The CodePipeline team invokes the integrator after 30 seconds with the same continuation token in its payload so that it can check on it for completion. If the build completes, the integrator returns terminal success/fail result, else continues.

Provide CodePipeline the permissions to invoke the integrator Lambda function at runtime

You add permissions to your integrator Lambda function to provide the CodePipeline service with permissions to invoke it using the CodePipeline service principal: You can add permissions by using Amazon CloudFormation or the command line. For an example, see Working with action types.

Job worker integration model

After you have designed your high-level workflow, you can create your job worker. Although the specifics of the third-party action determine what is needed for the job worker, most job workers for third-party actions include the following functionality:

  • Polling for jobs from CodePipeline using PollForThirdPartyJobs.

  • Acknowledging jobs and returning results to CodePipeline using AcknowledgeThirdPartyJob, PutThirdPartyJobSuccessResult, and PutThirdPartyJobFailureResult.

  • Retrieving artifacts from and/or putting artifacts into the Amazon S3 bucket for the pipeline. To download artifacts from the Amazon S3 bucket, you must create an Amazon S3 client that uses Signature Version 4 signing (Sig V4). Sig V4 is required for Amazon KMS.

    To upload artifacts to the Amazon S3 bucket, you must also configure the Amazon S3 PutObject request to use encryption through Amazon Key Management Service (Amazon KMS). Amazon KMS uses Amazon KMS keys. In order to know whether to use the Amazon managed key or a customer managed key to upload artifacts, your job worker must look at the job data and check the encryption key property. If the property is set, you should use that customer managed key ID when configuring Amazon KMS. If the key property is null, you use the Amazon managed key. CodePipeline uses the Amazon managed key unless otherwise configured.

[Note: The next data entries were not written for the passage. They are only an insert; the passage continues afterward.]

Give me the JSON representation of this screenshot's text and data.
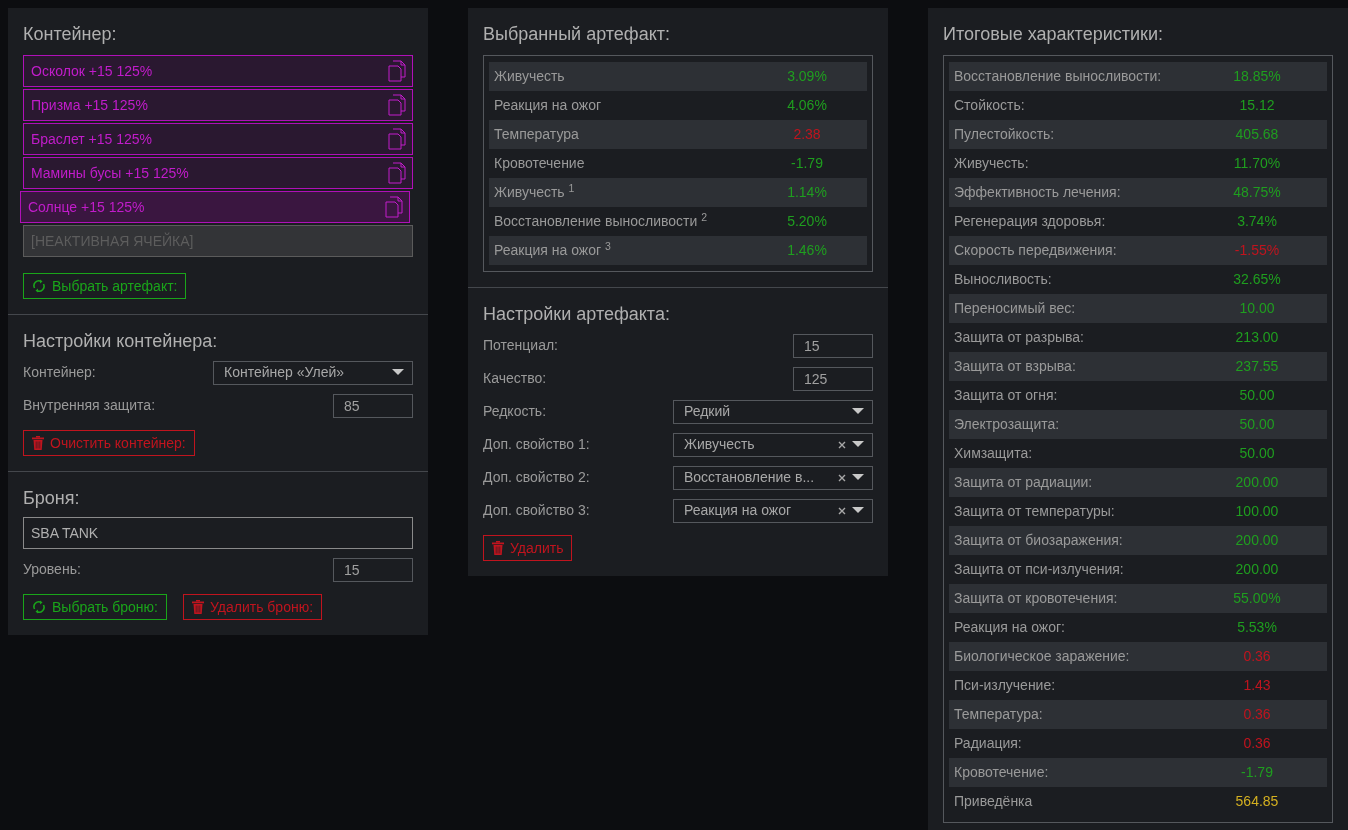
{
  "container_panel": {
    "title": "Контейнер:",
    "slots": [
      {
        "kind": "artifact",
        "label": "Осколок +15 125%",
        "selected": false
      },
      {
        "kind": "artifact",
        "label": "Призма +15 125%",
        "selected": false
      },
      {
        "kind": "artifact",
        "label": "Браслет +15 125%",
        "selected": false
      },
      {
        "kind": "artifact",
        "label": "Мамины бусы +15 125%",
        "selected": false
      },
      {
        "kind": "artifact",
        "label": "Солнце +15 125%",
        "selected": true
      },
      {
        "kind": "inactive",
        "label": "[НЕАКТИВНАЯ ЯЧЕЙКА]"
      }
    ],
    "select_button": "Выбрать артефакт:"
  },
  "container_settings": {
    "title": "Настройки контейнера:",
    "fields": [
      {
        "kind": "select",
        "label": "Контейнер:",
        "value": "Контейнер «Улей»",
        "clearable": false
      },
      {
        "kind": "number",
        "label": "Внутренняя защита:",
        "value": "85"
      }
    ],
    "clear_button": "Очистить контейнер:"
  },
  "armor": {
    "title": "Броня:",
    "name_value": "SBA TANK",
    "fields": [
      {
        "kind": "number",
        "label": "Уровень:",
        "value": "15"
      }
    ],
    "select_button": "Выбрать броню:",
    "delete_button": "Удалить броню:"
  },
  "selected_artifact": {
    "title": "Выбранный артефакт:",
    "stats": [
      {
        "label": "Живучесть",
        "value": "3.09%",
        "color": "#1f9e1f"
      },
      {
        "label": "Реакция на ожог",
        "value": "4.06%",
        "color": "#1f9e1f"
      },
      {
        "label": "Температура",
        "value": "2.38",
        "color": "#c0141e"
      },
      {
        "label": "Кровотечение",
        "value": "-1.79",
        "color": "#1f9e1f"
      },
      {
        "label": "Живучесть $^{1}$",
        "value": "1.14%",
        "color": "#1f9e1f"
      },
      {
        "label": "Восстановление выносливости $^{2}$",
        "value": "5.20%",
        "color": "#1f9e1f"
      },
      {
        "label": "Реакция на ожог $^{3}$",
        "value": "1.46%",
        "color": "#1f9e1f"
      }
    ]
  },
  "artifact_settings": {
    "title": "Настройки артефакта:",
    "fields": [
      {
        "kind": "number",
        "label": "Потенциал:",
        "value": "15"
      },
      {
        "kind": "number",
        "label": "Качество:",
        "value": "125"
      },
      {
        "kind": "select",
        "label": "Редкость:",
        "value": "Редкий",
        "clearable": false
      },
      {
        "kind": "select",
        "label": "Доп. свойство 1:",
        "value": "Живучесть",
        "clearable": true
      },
      {
        "kind": "select",
        "label": "Доп. свойство 2:",
        "value": "Восстановление в...",
        "clearable": true
      },
      {
        "kind": "select",
        "label": "Доп. свойство 3:",
        "value": "Реакция на ожог",
        "clearable": true
      }
    ],
    "delete_button": "Удалить"
  },
  "totals": {
    "title": "Итоговые характеристики:",
    "stats": [
      {
        "label": "Восстановление выносливости:",
        "value": "18.85%",
        "color": "#1f9e1f"
      },
      {
        "label": "Стойкость:",
        "value": "15.12",
        "color": "#1f9e1f"
      },
      {
        "label": "Пулестойкость:",
        "value": "405.68",
        "color": "#1f9e1f"
      },
      {
        "label": "Живучесть:",
        "value": "11.70%",
        "color": "#1f9e1f"
      },
      {
        "label": "Эффективность лечения:",
        "value": "48.75%",
        "color": "#1f9e1f"
      },
      {
        "label": "Регенерация здоровья:",
        "value": "3.74%",
        "color": "#1f9e1f"
      },
      {
        "label": "Скорость передвижения:",
        "value": "-1.55%",
        "color": "#c0141e"
      },
      {
        "label": "Выносливость:",
        "value": "32.65%",
        "color": "#1f9e1f"
      },
      {
        "label": "Переносимый вес:",
        "value": "10.00",
        "color": "#1f9e1f"
      },
      {
        "label": "Защита от разрыва:",
        "value": "213.00",
        "color": "#1f9e1f"
      },
      {
        "label": "Защита от взрыва:",
        "value": "237.55",
        "color": "#1f9e1f"
      },
      {
        "label": "Защита от огня:",
        "value": "50.00",
        "color": "#1f9e1f"
      },
      {
        "label": "Электрозащита:",
        "value": "50.00",
        "color": "#1f9e1f"
      },
      {
        "label": "Химзащита:",
        "value": "50.00",
        "color": "#1f9e1f"
      },
      {
        "label": "Защита от радиации:",
        "value": "200.00",
        "color": "#1f9e1f"
      },
      {
        "label": "Защита от температуры:",
        "value": "100.00",
        "color": "#1f9e1f"
      },
      {
        "label": "Защита от биозаражения:",
        "value": "200.00",
        "color": "#1f9e1f"
      },
      {
        "label": "Защита от пси-излучения:",
        "value": "200.00",
        "color": "#1f9e1f"
      },
      {
        "label": "Защита от кровотечения:",
        "value": "55.00%",
        "color": "#1f9e1f"
      },
      {
        "label": "Реакция на ожог:",
        "value": "5.53%",
        "color": "#1f9e1f"
      },
      {
        "label": "Биологическое заражение:",
        "value": "0.36",
        "color": "#c0141e"
      },
      {
        "label": "Пси-излучение:",
        "value": "1.43",
        "color": "#c0141e"
      },
      {
        "label": "Температура:",
        "value": "0.36",
        "color": "#c0141e"
      },
      {
        "label": "Радиация:",
        "value": "0.36",
        "color": "#c0141e"
      },
      {
        "label": "Кровотечение:",
        "value": "-1.79",
        "color": "#1f9e1f"
      },
      {
        "label": "Приведёнка",
        "value": "564.85",
        "color": "#d4b020"
      }
    ]
  }
}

    For an example that shows how to create the Amazon KMS parameters in Java or .NET, see Specifying the Amazon Key Management Service in Amazon S3 Using the Amazon SDKs. For more information about the Amazon S3 bucket for CodePipeline, see CodePipeline concepts.

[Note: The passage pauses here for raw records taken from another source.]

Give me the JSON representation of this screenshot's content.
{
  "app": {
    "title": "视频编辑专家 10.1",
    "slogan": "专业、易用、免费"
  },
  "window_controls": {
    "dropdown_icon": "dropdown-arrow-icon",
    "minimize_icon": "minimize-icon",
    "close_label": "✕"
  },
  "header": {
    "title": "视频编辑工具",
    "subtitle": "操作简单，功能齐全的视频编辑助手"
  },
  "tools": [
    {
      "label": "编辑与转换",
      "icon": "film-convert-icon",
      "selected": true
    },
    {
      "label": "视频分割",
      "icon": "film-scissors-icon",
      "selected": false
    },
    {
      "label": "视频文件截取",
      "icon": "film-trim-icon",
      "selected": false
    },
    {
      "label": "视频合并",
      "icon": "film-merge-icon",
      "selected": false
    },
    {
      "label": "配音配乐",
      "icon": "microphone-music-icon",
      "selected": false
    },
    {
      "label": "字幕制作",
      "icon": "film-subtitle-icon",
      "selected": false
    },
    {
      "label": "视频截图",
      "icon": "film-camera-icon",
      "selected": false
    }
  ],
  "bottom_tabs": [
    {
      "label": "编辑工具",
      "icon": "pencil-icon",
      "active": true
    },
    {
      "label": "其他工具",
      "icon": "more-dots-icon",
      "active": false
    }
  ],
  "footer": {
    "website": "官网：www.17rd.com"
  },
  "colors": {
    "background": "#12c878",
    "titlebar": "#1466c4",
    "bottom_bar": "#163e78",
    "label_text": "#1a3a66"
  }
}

Choose and configure a permissions management strategy for your job worker

To develop a job worker for your third-party action in CodePipeline, you need a strategy for the integration of user and permission management.

The simplest strategy is to add the infrastructure you need for your job worker by creating Amazon EC2 instances with an Amazon Identity and Access Management (IAM) instance role, which allow you to easily scale up the resources you need for your integration. You can use the built-in integration with Amazon to simplify the interaction between your job worker and CodePipeline.

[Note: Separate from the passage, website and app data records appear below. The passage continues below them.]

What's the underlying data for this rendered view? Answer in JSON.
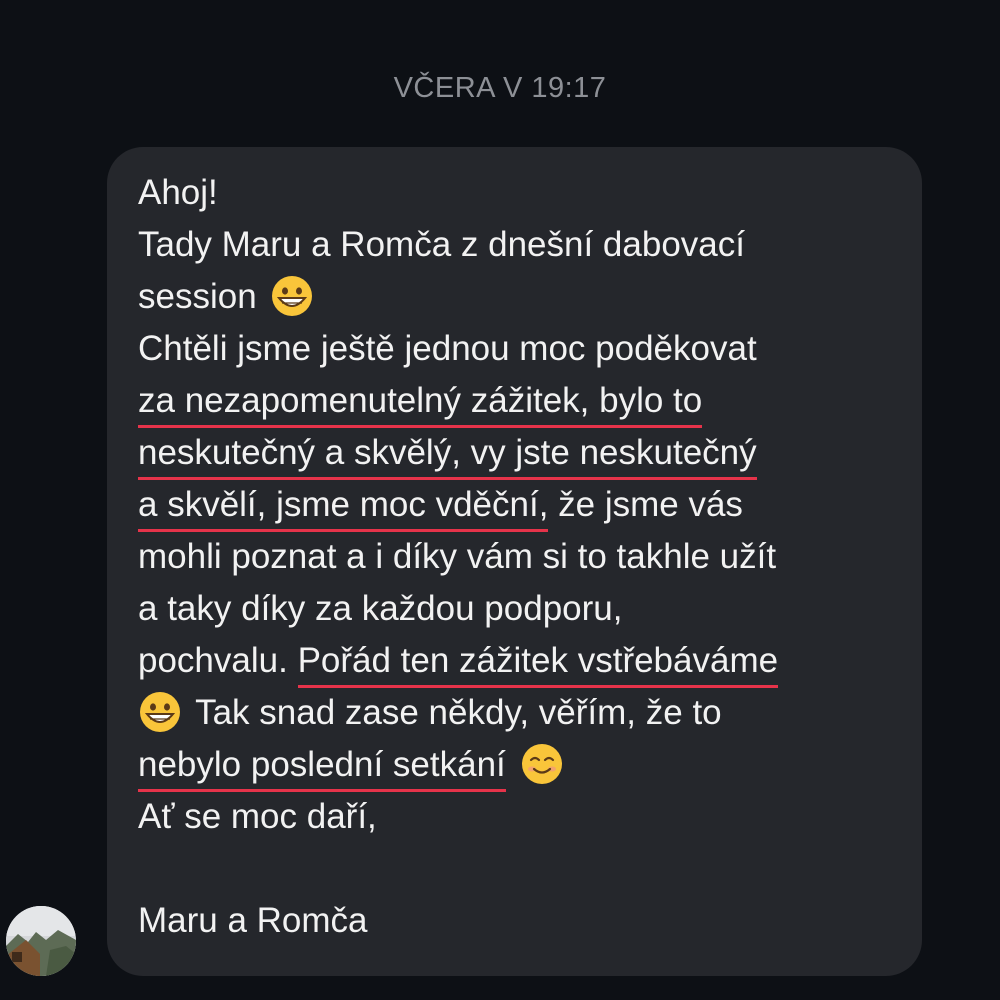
{
  "conversation": {
    "timestamp": "VČERA V 19:17"
  },
  "message": {
    "lines": [
      "Ahoj!",
      "Tady Maru a Romča z dnešní dabovací",
      "session",
      "Chtěli jsme ještě jednou moc poděkovat",
      "za nezapomenutelný zážitek, bylo to",
      "neskutečný a skvělý, vy jste neskutečný",
      "a skvělí, jsme moc vděční,",
      " že jsme vás",
      "mohli poznat a i díky vám si to takhle užít",
      "a taky díky za každou podporu,",
      "pochvalu. ",
      "Pořád ten zážitek vstřebáváme",
      " Tak snad zase někdy, věřím, že to",
      "nebylo poslední setkání",
      "Ať se moc daří,",
      "Maru a Romča"
    ],
    "emojis": [
      "grinning-face",
      "grinning-face",
      "smiling-face"
    ]
  },
  "colors": {
    "background": "#0d1015",
    "bubble": "#25272c",
    "text": "#f2f2f2",
    "timestamp": "#8d9096",
    "underline": "#e6334a"
  },
  "sender": {
    "avatar_icon": "avatar-photo"
  }
}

Learn more about Amazon EC2 and determine whether it is the right choice for your integration. For information, see Amazon EC2 - Virtual Server Hosting. For information about setting up an Amazon EC2 instance, see Getting Started with Amazon EC2 Linux Instances.

Another strategy to consider is using identity federation with IAM to integrate your existing identity provider system and resources. This strategy is useful if you already have a corporate identity provider or are already configured to support users using web identity providers. Identity federation allows you to grant secure access to Amazon resources, including CodePipeline, without having to create or manage IAM users. You can use features and policies for password security requirements and credential rotation. You can use sample applications as templates for your own design. For information, see Manage Federation.

To provide access, add permissions to your users, groups, or roles:

The following is an example policy you might create for use with your third-party job worker. This policy is meant as an example only and is provided as-is.

{ "Version": "2012-10-17", "Statement": [ { "Effect": "Allow", "Action": [ "codepipeline:PollForThirdPartyJobs", "codepipeline:AcknowledgeThirdPartyJob", "codepipeline:GetThirdPartyJobDetails", "codepipeline:PutThirdPartyJobSuccessResult", "codepipeline:PutThirdPartyJobFailureResult" ], "Resource": [ "arn:aws:codepipeline:us-east-2::actionType:ThirdParty/Build/Provider/1/" ] } ] }